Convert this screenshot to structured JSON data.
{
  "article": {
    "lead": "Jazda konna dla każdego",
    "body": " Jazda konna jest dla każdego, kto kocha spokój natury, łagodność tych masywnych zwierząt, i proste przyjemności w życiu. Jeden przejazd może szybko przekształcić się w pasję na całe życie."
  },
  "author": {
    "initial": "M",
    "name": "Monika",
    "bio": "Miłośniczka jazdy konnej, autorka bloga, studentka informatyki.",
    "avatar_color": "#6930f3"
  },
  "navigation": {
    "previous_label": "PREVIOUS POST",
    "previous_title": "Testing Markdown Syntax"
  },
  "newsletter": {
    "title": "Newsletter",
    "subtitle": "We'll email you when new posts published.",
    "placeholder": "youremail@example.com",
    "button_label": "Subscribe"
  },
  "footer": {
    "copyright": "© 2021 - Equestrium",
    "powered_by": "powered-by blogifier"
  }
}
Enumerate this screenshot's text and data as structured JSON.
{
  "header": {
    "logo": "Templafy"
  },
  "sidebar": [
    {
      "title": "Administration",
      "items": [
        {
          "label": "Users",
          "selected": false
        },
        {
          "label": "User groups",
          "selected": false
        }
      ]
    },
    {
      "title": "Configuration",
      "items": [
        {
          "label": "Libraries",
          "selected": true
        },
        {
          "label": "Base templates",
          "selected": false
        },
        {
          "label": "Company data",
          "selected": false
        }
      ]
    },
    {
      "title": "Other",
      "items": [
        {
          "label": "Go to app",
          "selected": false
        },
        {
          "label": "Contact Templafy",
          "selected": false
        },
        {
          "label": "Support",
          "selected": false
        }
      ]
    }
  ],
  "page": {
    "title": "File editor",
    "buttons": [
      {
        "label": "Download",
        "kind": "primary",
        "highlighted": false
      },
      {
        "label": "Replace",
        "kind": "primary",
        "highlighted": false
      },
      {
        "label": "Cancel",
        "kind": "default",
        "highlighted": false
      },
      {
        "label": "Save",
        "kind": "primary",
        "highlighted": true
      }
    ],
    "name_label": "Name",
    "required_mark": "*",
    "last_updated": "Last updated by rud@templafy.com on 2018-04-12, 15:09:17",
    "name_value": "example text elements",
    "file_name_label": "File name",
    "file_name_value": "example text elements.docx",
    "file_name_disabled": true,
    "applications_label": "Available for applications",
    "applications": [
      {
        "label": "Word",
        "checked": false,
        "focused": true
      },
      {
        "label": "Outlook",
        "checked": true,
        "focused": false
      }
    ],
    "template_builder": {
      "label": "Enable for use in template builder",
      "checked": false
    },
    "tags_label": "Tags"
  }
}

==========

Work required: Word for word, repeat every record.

Output below:
Convert this screenshot to structured JSON data.
{
  "article": {
    "lead": "Jazda konna dla każdego",
    "body": " Jazda konna jest dla każdego, kto kocha spokój natury, łagodność tych masywnych zwierząt, i proste przyjemności w życiu. Jeden przejazd może szybko przekształcić się w pasję na całe życie."
  },
  "author": {
    "initial": "M",
    "name": "Monika",
    "bio": "Miłośniczka jazdy konnej, autorka bloga, studentka informatyki.",
    "avatar_color": "#6930f3"
  },
  "navigation": {
    "previous_label": "PREVIOUS POST",
    "previous_title": "Testing Markdown Syntax"
  },
  "newsletter": {
    "title": "Newsletter",
    "subtitle": "We'll email you when new posts published.",
    "placeholder": "youremail@example.com",
    "button_label": "Subscribe"
  },
  "footer": {
    "copyright": "© 2021 - Equestrium",
    "powered_by": "powered-by blogifier"
  }
}
Enumerate this screenshot's text and data as structured JSON.
{
  "header": {
    "logo": "Templafy"
  },
  "sidebar": [
    {
      "title": "Administration",
      "items": [
        {
          "label": "Users",
          "selected": false
        },
        {
          "label": "User groups",
          "selected": false
        }
      ]
    },
    {
      "title": "Configuration",
      "items": [
        {
          "label": "Libraries",
          "selected": true
        },
        {
          "label": "Base templates",
          "selected": false
        },
        {
          "label": "Company data",
          "selected": false
        }
      ]
    },
    {
      "title": "Other",
      "items": [
        {
          "label": "Go to app",
          "selected": false
        },
        {
          "label": "Contact Templafy",
          "selected": false
        },
        {
          "label": "Support",
          "selected": false
        }
      ]
    }
  ],
  "page": {
    "title": "File editor",
    "buttons": [
      {
        "label": "Download",
        "kind": "primary",
        "highlighted": false
      },
      {
        "label": "Replace",
        "kind": "primary",
        "highlighted": false
      },
      {
        "label": "Cancel",
        "kind": "default",
        "highlighted": false
      },
      {
        "label": "Save",
        "kind": "primary",
        "highlighted": true
      }
    ],
    "name_label": "Name",
    "required_mark": "*",
    "last_updated": "Last updated by rud@templafy.com on 2018-04-12, 15:09:17",
    "name_value": "example text elements",
    "file_name_label": "File name",
    "file_name_value": "example text elements.docx",
    "file_name_disabled": true,
    "applications_label": "Available for applications",
    "applications": [
      {
        "label": "Word",
        "checked": false,
        "focused": true
      },
      {
        "label": "Outlook",
        "checked": true,
        "focused": false
      }
    ],
    "template_builder": {
      "label": "Enable for use in template builder",
      "checked": false
    },
    "tags_label": "Tags"
  }
}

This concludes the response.